What’s all this about, then?

The Good Country Index tries to measure how much each country on earth contributes to the planet and to the human race, relative to its size (measured in GDP).

Why the Good Country Index?

Because the biggest challenges facing humanity today are global and borderless: climate change, economic crisis, terrorism, drug trafficking, slavery, pandemics, poverty and inequality, population growth, food and water shortages, energy, species loss, human rights, migration ... the list goes on. All of these problems stretch across national borders, so the only way they can be properly tackled is through international efforts. The trouble is, most countries carry on behaving as if they were islands, focusing on developing domestic solutions to domestic problems. We’ll never get anywhere unless we start to change this habit.

The Good Country Index isn’t interested in how well countries are doing, it’s interested in how much they are doing.

Do we need another country index?

Almost all other indexes measure country performance in isolation: whether it’s economic growth, stability, justice, transparency, good governance, productivity, democracy, freedom, or even happiness, it’s mostly measured as internal performance. The Good Country Index tries to measure the global impacts of policies and behaviours: what they contribute to the “global commons”, and what they take away. This forms a truer and more realistic global balance-sheet than one which carries on pretending that each country sits on its own private planet. The concept of the Good Country is all about encouraging populations and their governments to be more outward looking, and to consider the international consequences of their national behaviour.

What do you mean, “good”?

Try thinking of “good” as a measure of how much a country contributes to the common good. So in this context “good” means the opposite of “selfish”, not the opposite of “bad”. The Good Country Index isn’t trying to make any moral judgments: it just measures, as objectively as possible, what each country contributes to the common good, and what it takes away, relative to its size. We've found that the importance of this is something most people in most cultures can agree on. It certainly helps that every major religion teaches the same truths: that it's our responsibility to look after the planet, and that all men and women are our brothers and sisters. 

Who’s behind this?

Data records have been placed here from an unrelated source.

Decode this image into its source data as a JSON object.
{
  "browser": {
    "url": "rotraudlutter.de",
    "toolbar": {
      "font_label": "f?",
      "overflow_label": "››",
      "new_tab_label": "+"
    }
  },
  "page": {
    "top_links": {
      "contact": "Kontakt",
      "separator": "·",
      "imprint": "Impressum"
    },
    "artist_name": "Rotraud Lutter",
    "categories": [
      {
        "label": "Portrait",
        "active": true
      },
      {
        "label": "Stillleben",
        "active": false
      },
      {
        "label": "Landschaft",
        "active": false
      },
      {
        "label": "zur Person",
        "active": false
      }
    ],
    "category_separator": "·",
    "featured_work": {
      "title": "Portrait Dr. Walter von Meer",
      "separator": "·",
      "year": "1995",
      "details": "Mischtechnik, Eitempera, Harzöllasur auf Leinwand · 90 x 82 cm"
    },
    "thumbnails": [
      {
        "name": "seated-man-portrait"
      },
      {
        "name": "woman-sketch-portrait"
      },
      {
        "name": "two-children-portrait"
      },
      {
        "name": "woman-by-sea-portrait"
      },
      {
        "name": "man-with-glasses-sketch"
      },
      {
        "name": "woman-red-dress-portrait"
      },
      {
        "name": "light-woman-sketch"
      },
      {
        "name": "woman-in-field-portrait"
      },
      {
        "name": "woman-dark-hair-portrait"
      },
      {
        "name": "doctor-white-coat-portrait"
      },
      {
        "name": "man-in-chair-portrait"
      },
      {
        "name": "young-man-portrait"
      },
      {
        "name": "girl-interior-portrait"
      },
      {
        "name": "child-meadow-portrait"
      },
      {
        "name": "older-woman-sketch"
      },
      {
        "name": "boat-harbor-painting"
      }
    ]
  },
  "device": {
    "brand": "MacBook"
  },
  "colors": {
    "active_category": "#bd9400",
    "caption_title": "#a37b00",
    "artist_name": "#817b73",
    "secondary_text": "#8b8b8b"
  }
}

The 'Good Country' concept and the Good Country Index were developed by Simon Anholt. The Index was built by Dr Robert Govers with support from several other organisations, and funded by Simon Anholt.